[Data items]
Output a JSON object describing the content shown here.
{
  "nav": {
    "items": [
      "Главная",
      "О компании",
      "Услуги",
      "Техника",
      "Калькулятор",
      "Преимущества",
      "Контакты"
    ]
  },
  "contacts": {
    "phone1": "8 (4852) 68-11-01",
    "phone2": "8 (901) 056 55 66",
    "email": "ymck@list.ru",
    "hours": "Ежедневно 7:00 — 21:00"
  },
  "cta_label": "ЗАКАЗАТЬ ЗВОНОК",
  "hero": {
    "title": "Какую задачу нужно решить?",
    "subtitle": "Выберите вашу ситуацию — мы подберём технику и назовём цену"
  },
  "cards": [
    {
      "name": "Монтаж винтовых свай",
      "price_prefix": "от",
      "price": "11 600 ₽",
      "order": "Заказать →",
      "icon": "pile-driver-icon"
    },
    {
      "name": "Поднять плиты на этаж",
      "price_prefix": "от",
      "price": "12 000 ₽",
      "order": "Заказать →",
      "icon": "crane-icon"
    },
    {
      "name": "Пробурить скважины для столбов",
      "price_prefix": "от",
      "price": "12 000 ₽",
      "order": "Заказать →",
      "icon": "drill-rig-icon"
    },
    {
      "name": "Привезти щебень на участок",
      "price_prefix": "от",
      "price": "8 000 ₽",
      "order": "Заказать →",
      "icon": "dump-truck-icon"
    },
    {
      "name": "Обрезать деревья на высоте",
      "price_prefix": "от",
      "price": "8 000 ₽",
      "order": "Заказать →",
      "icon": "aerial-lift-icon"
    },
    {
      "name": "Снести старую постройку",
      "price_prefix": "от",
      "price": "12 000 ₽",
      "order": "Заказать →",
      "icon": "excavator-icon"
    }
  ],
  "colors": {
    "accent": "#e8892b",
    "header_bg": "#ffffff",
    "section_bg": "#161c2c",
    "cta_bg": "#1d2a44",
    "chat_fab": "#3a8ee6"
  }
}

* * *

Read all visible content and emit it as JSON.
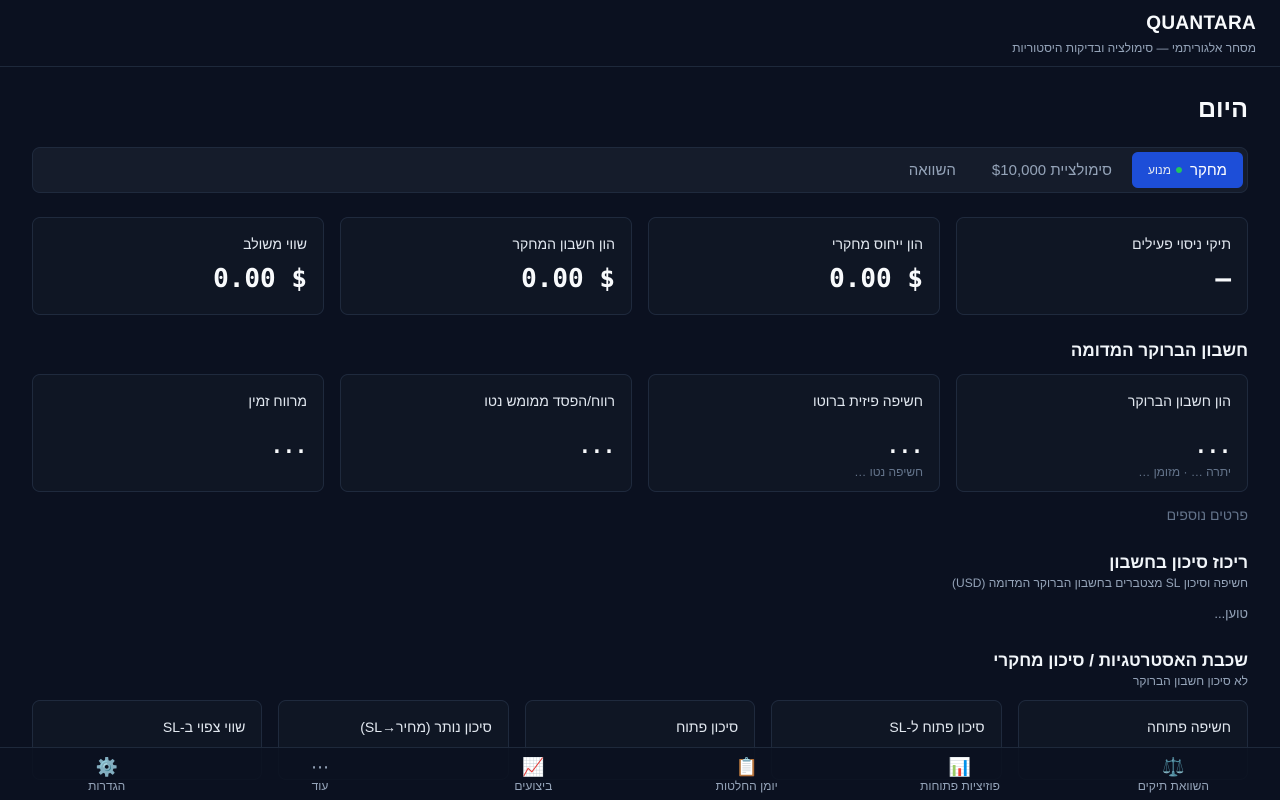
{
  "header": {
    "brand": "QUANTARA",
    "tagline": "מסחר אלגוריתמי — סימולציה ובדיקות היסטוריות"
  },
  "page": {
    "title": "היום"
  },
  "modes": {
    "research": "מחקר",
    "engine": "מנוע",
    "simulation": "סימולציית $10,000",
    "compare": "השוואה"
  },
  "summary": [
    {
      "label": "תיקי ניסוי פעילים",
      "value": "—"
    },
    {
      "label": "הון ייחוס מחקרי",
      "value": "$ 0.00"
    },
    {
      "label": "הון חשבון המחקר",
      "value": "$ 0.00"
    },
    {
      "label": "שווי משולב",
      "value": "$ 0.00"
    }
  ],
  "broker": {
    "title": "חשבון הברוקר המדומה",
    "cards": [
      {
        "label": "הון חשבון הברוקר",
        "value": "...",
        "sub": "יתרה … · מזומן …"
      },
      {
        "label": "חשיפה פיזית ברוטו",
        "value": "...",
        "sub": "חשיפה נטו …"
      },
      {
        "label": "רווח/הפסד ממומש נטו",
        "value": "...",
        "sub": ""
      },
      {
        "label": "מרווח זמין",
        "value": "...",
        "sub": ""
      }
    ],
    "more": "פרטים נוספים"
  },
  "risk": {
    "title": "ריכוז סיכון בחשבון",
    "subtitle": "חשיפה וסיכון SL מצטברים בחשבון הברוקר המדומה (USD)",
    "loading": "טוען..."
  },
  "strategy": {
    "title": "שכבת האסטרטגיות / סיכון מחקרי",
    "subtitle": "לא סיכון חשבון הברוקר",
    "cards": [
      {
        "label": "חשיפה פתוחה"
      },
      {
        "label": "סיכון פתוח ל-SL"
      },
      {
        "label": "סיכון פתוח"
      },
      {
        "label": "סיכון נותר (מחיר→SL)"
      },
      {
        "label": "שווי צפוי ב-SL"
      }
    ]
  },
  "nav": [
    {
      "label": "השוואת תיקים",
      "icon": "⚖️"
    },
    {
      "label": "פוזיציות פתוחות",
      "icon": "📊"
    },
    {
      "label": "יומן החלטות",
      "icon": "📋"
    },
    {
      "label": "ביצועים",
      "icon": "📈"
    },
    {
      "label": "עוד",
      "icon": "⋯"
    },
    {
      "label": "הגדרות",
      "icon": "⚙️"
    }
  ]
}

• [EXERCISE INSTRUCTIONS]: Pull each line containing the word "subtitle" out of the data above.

• [OUTPUT FOR THIS EXERCISE]:
    "subtitle": "Выберите вашу ситуацию — мы подберём технику и назовём цену"
    "subtitle": "חשיפה וסיכון SL מצטברים בחשבון הברוקר המדומה (USD)",
    "subtitle": "לא סיכון חשבון הברוקר",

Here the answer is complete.